[Entries from a dataset of interfaces]
+-------+

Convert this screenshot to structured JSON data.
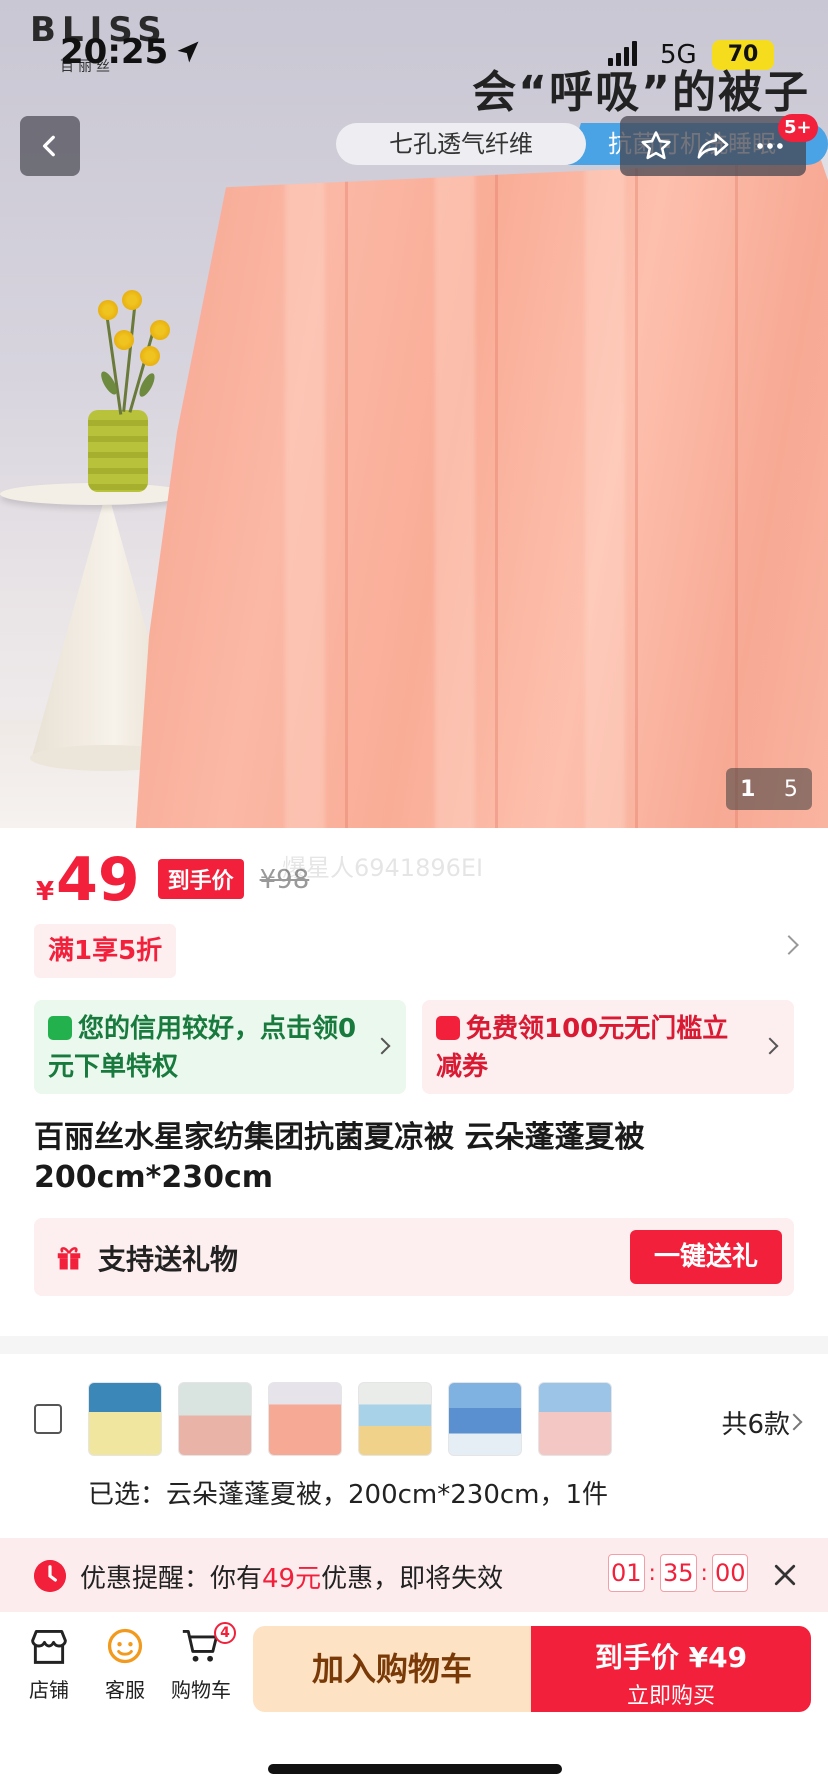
{
  "status_bar": {
    "time": "20:25",
    "network": "5G",
    "battery": "70"
  },
  "hero": {
    "brand": "BLISS",
    "brand_sub": "百丽丝",
    "slogan": "会“呼吸”的被子",
    "feature_pill_1": "七孔透气纤维",
    "feature_pill_2": "抗菌可机洗睡眠",
    "message_badge": "5+",
    "image_index": "1",
    "image_total": "5"
  },
  "price": {
    "currency": "¥",
    "amount": "49",
    "tag": "到手价",
    "original": "¥98",
    "watermark": "爆星人6941896EI"
  },
  "promotion": {
    "label": "满1享5折"
  },
  "cards": {
    "credit": "您的信用较好，点击领0元下单特权",
    "coupon": "免费领100元无门槛立减券"
  },
  "product": {
    "title": "百丽丝水星家纺集团抗菌夏凉被 云朵蓬蓬夏被 200cm*230cm"
  },
  "gift": {
    "label": "支持送礼物",
    "button": "一键送礼"
  },
  "variants": {
    "count_label": "共6款",
    "selected": "已选：云朵蓬蓬夏被，200cm*230cm，1件"
  },
  "reminder": {
    "prefix": "优惠提醒：你有",
    "amount": "49元",
    "suffix": "优惠，即将失效",
    "hours": "01",
    "minutes": "35",
    "seconds": "00"
  },
  "bottom": {
    "store": "店铺",
    "service": "客服",
    "cart": "购物车",
    "cart_count": "4",
    "add_to_cart": "加入购物车",
    "buy_price_label": "到手价 ¥49",
    "buy_now": "立即购买"
  },
  "colors": {
    "accent": "#f2203a",
    "cart_button": "#fde2c3",
    "quilt": "#f9ad97"
  }
}
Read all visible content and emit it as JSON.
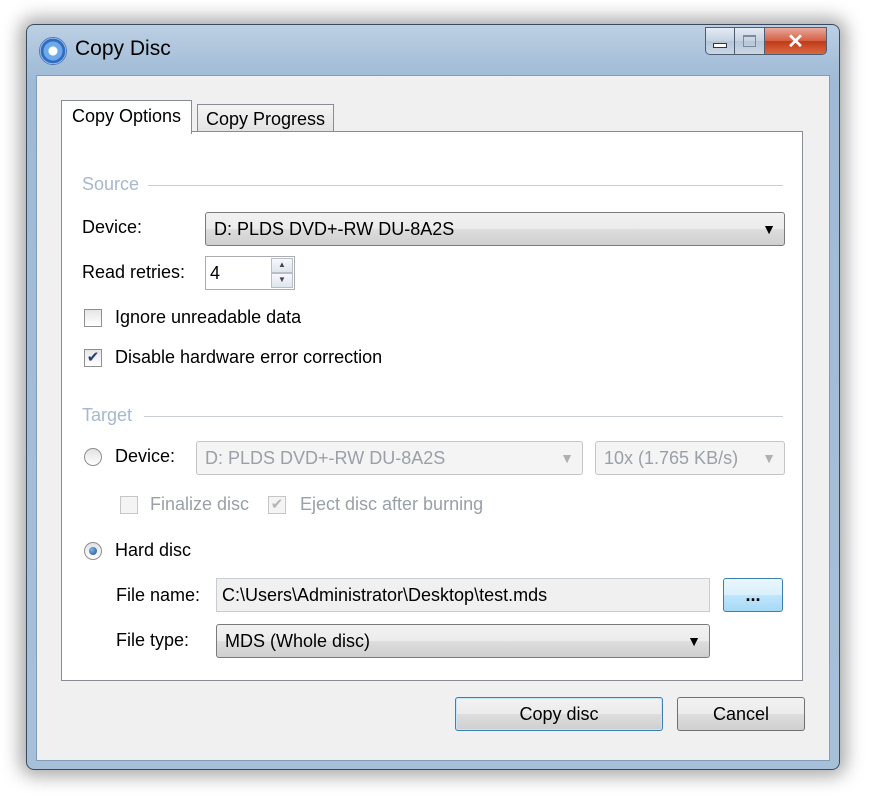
{
  "window": {
    "title": "Copy Disc",
    "icon": "disc-copy-icon"
  },
  "caption_buttons": {
    "minimize": "minimize-icon",
    "maximize": "maximize-icon",
    "close": "close-icon"
  },
  "tabs": [
    {
      "label": "Copy Options",
      "active": true
    },
    {
      "label": "Copy Progress",
      "active": false
    }
  ],
  "source": {
    "group_label": "Source",
    "device_label": "Device:",
    "device_value": "D: PLDS DVD+-RW DU-8A2S",
    "retries_label": "Read retries:",
    "retries_value": "4",
    "ignore_label": "Ignore unreadable data",
    "ignore_checked": false,
    "disable_ecc_label": "Disable hardware error correction",
    "disable_ecc_checked": true
  },
  "target": {
    "group_label": "Target",
    "device_label": "Device:",
    "device_value": "D: PLDS DVD+-RW DU-8A2S",
    "speed_value": "10x (1.765 KB/s)",
    "finalize_label": "Finalize disc",
    "finalize_checked": false,
    "eject_label": "Eject disc after burning",
    "eject_checked": true,
    "hard_disc_label": "Hard disc",
    "hard_disc_selected": true,
    "file_name_label": "File name:",
    "file_name_value": "C:\\Users\\Administrator\\Desktop\\test.mds",
    "browse_label": "...",
    "file_type_label": "File type:",
    "file_type_value": "MDS (Whole disc)"
  },
  "buttons": {
    "copy": "Copy disc",
    "cancel": "Cancel"
  }
}
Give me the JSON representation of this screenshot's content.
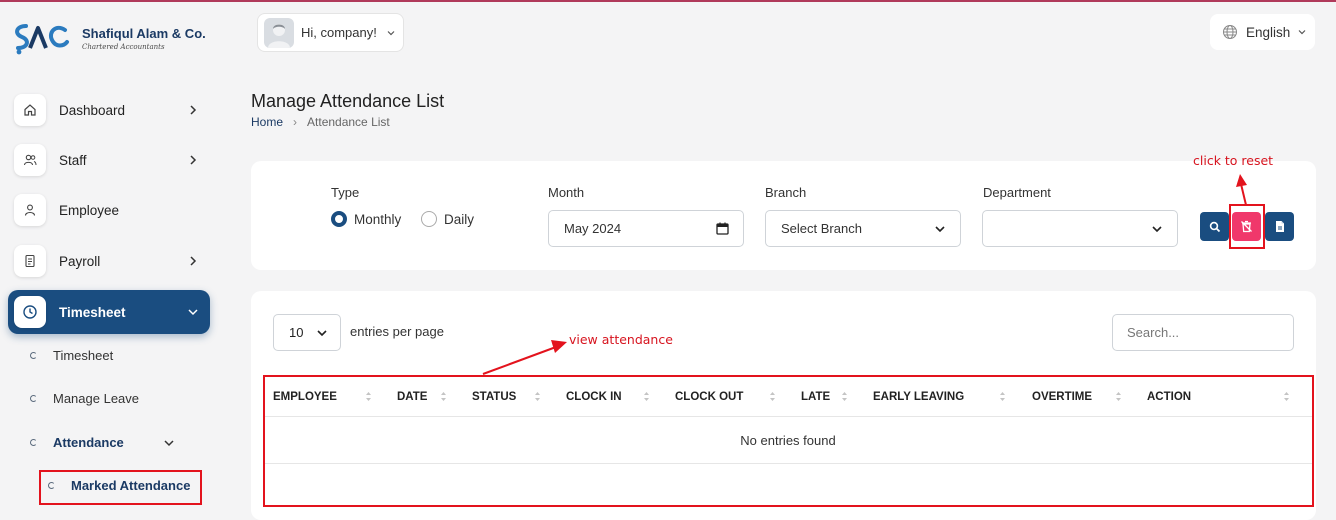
{
  "brand": {
    "name": "Shafiqul Alam & Co.",
    "subtitle": "Chartered Accountants"
  },
  "header": {
    "greeting": "Hi, company!",
    "language": "English"
  },
  "sidebar": {
    "items": [
      {
        "label": "Dashboard",
        "icon": "home-icon"
      },
      {
        "label": "Staff",
        "icon": "users-icon"
      },
      {
        "label": "Employee",
        "icon": "user-icon"
      },
      {
        "label": "Payroll",
        "icon": "receipt-icon"
      },
      {
        "label": "Timesheet",
        "icon": "clock-icon"
      }
    ],
    "sub_items": [
      {
        "label": "Timesheet"
      },
      {
        "label": "Manage Leave"
      },
      {
        "label": "Attendance"
      },
      {
        "label": "Marked Attendance"
      }
    ]
  },
  "page": {
    "title": "Manage Attendance List",
    "breadcrumb": {
      "home": "Home",
      "current": "Attendance List"
    }
  },
  "filters": {
    "type_label": "Type",
    "type_options": [
      "Monthly",
      "Daily"
    ],
    "type_selected": "Monthly",
    "month_label": "Month",
    "month_value": "May 2024",
    "branch_label": "Branch",
    "branch_value": "Select Branch",
    "department_label": "Department",
    "department_value": ""
  },
  "table": {
    "entries_value": "10",
    "entries_text": "entries per page",
    "search_placeholder": "Search...",
    "columns": [
      "EMPLOYEE",
      "DATE",
      "STATUS",
      "CLOCK IN",
      "CLOCK OUT",
      "LATE",
      "EARLY LEAVING",
      "OVERTIME",
      "ACTION"
    ],
    "empty_text": "No entries found"
  },
  "annotations": {
    "reset_note": "click to reset",
    "view_note": "view attendance"
  },
  "colors": {
    "primary": "#1a4d80",
    "reset_button": "#f0386b",
    "annotation_red": "#e3131d"
  }
}
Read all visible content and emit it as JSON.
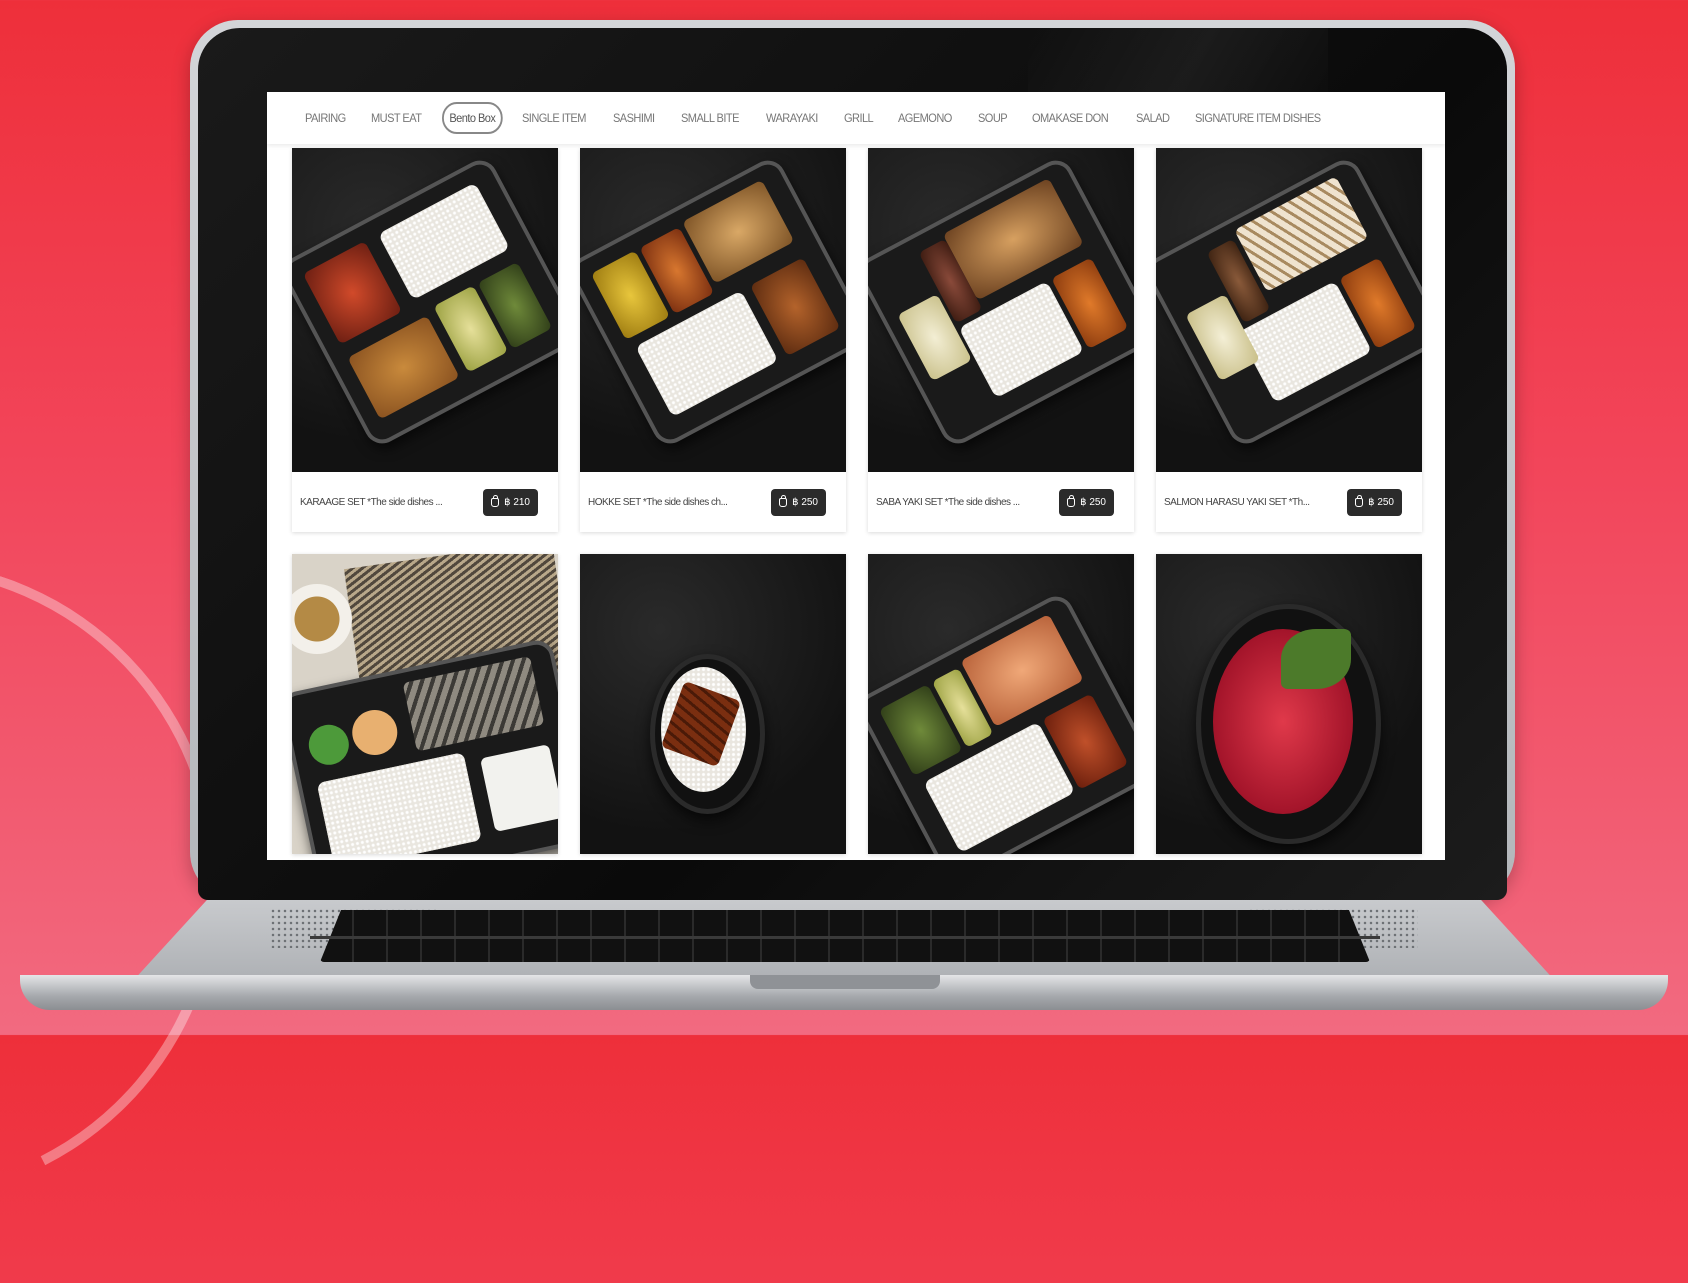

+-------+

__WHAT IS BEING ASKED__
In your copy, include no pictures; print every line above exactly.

__SOLUTION TO THE EXERCISE__
Convert this screenshot to structured JSON data.
{
  "status_bar": {
    "time": "20:25",
    "network": "5G",
    "battery": "70"
  },
  "hero": {
    "brand": "BLISS",
    "brand_sub": "百丽丝",
    "slogan": "会“呼吸”的被子",
    "feature_pill_1": "七孔透气纤维",
    "feature_pill_2": "抗菌可机洗睡眠",
    "message_badge": "5+",
    "image_index": "1",
    "image_total": "5"
  },
  "price": {
    "currency": "¥",
    "amount": "49",
    "tag": "到手价",
    "original": "¥98",
    "watermark": "爆星人6941896EI"
  },
  "promotion": {
    "label": "满1享5折"
  },
  "cards": {
    "credit": "您的信用较好，点击领0元下单特权",
    "coupon": "免费领100元无门槛立减券"
  },
  "product": {
    "title": "百丽丝水星家纺集团抗菌夏凉被 云朵蓬蓬夏被 200cm*230cm"
  },
  "gift": {
    "label": "支持送礼物",
    "button": "一键送礼"
  },
  "variants": {
    "count_label": "共6款",
    "selected": "已选：云朵蓬蓬夏被，200cm*230cm，1件"
  },
  "reminder": {
    "prefix": "优惠提醒：你有",
    "amount": "49元",
    "suffix": "优惠，即将失效",
    "hours": "01",
    "minutes": "35",
    "seconds": "00"
  },
  "bottom": {
    "store": "店铺",
    "service": "客服",
    "cart": "购物车",
    "cart_count": "4",
    "add_to_cart": "加入购物车",
    "buy_price_label": "到手价 ¥49",
    "buy_now": "立即购买"
  },
  "colors": {
    "accent": "#f2203a",
    "cart_button": "#fde2c3",
    "quilt": "#f9ad97"
  }
}
Read all visible content and emit it as JSON.
{
  "window": {
    "title": "Copy Disc",
    "icon": "disc-copy-icon"
  },
  "caption_buttons": {
    "minimize": "minimize-icon",
    "maximize": "maximize-icon",
    "close": "close-icon"
  },
  "tabs": [
    {
      "label": "Copy Options",
      "active": true
    },
    {
      "label": "Copy Progress",
      "active": false
    }
  ],
  "source": {
    "group_label": "Source",
    "device_label": "Device:",
    "device_value": "D: PLDS DVD+-RW DU-8A2S",
    "retries_label": "Read retries:",
    "retries_value": "4",
    "ignore_label": "Ignore unreadable data",
    "ignore_checked": false,
    "disable_ecc_label": "Disable hardware error correction",
    "disable_ecc_checked": true
  },
  "target": {
    "group_label": "Target",
    "device_label": "Device:",
    "device_value": "D: PLDS DVD+-RW DU-8A2S",
    "speed_value": "10x (1.765 KB/s)",
    "finalize_label": "Finalize disc",
    "finalize_checked": false,
    "eject_label": "Eject disc after burning",
    "eject_checked": true,
    "hard_disc_label": "Hard disc",
    "hard_disc_selected": true,
    "file_name_label": "File name:",
    "file_name_value": "C:\\Users\\Administrator\\Desktop\\test.mds",
    "browse_label": "...",
    "file_type_label": "File type:",
    "file_type_value": "MDS (Whole disc)"
  },
  "buttons": {
    "copy": "Copy disc",
    "cancel": "Cancel"
  }
}
Give me the JSON representation of this screenshot's content.
{
  "brand": {
    "name": "Shafiqul Alam & Co.",
    "subtitle": "Chartered Accountants"
  },
  "header": {
    "greeting": "Hi, company!",
    "language": "English"
  },
  "sidebar": {
    "items": [
      {
        "label": "Dashboard",
        "icon": "home-icon"
      },
      {
        "label": "Staff",
        "icon": "users-icon"
      },
      {
        "label": "Employee",
        "icon": "user-icon"
      },
      {
        "label": "Payroll",
        "icon": "receipt-icon"
      },
      {
        "label": "Timesheet",
        "icon": "clock-icon"
      }
    ],
    "sub_items": [
      {
        "label": "Timesheet"
      },
      {
        "label": "Manage Leave"
      },
      {
        "label": "Attendance"
      },
      {
        "label": "Marked Attendance"
      }
    ]
  },
  "page": {
    "title": "Manage Attendance List",
    "breadcrumb": {
      "home": "Home",
      "current": "Attendance List"
    }
  },
  "filters": {
    "type_label": "Type",
    "type_options": [
      "Monthly",
      "Daily"
    ],
    "type_selected": "Monthly",
    "month_label": "Month",
    "month_value": "May 2024",
    "branch_label": "Branch",
    "branch_value": "Select Branch",
    "department_label": "Department",
    "department_value": ""
  },
  "table": {
    "entries_value": "10",
    "entries_text": "entries per page",
    "search_placeholder": "Search...",
    "columns": [
      "EMPLOYEE",
      "DATE",
      "STATUS",
      "CLOCK IN",
      "CLOCK OUT",
      "LATE",
      "EARLY LEAVING",
      "OVERTIME",
      "ACTION"
    ],
    "empty_text": "No entries found"
  },
  "annotations": {
    "reset_note": "click to reset",
    "view_note": "view attendance"
  },
  "colors": {
    "primary": "#1a4d80",
    "reset_button": "#f0386b",
    "annotation_red": "#e3131d"
  }
}
Read all visible content and emit it as JSON.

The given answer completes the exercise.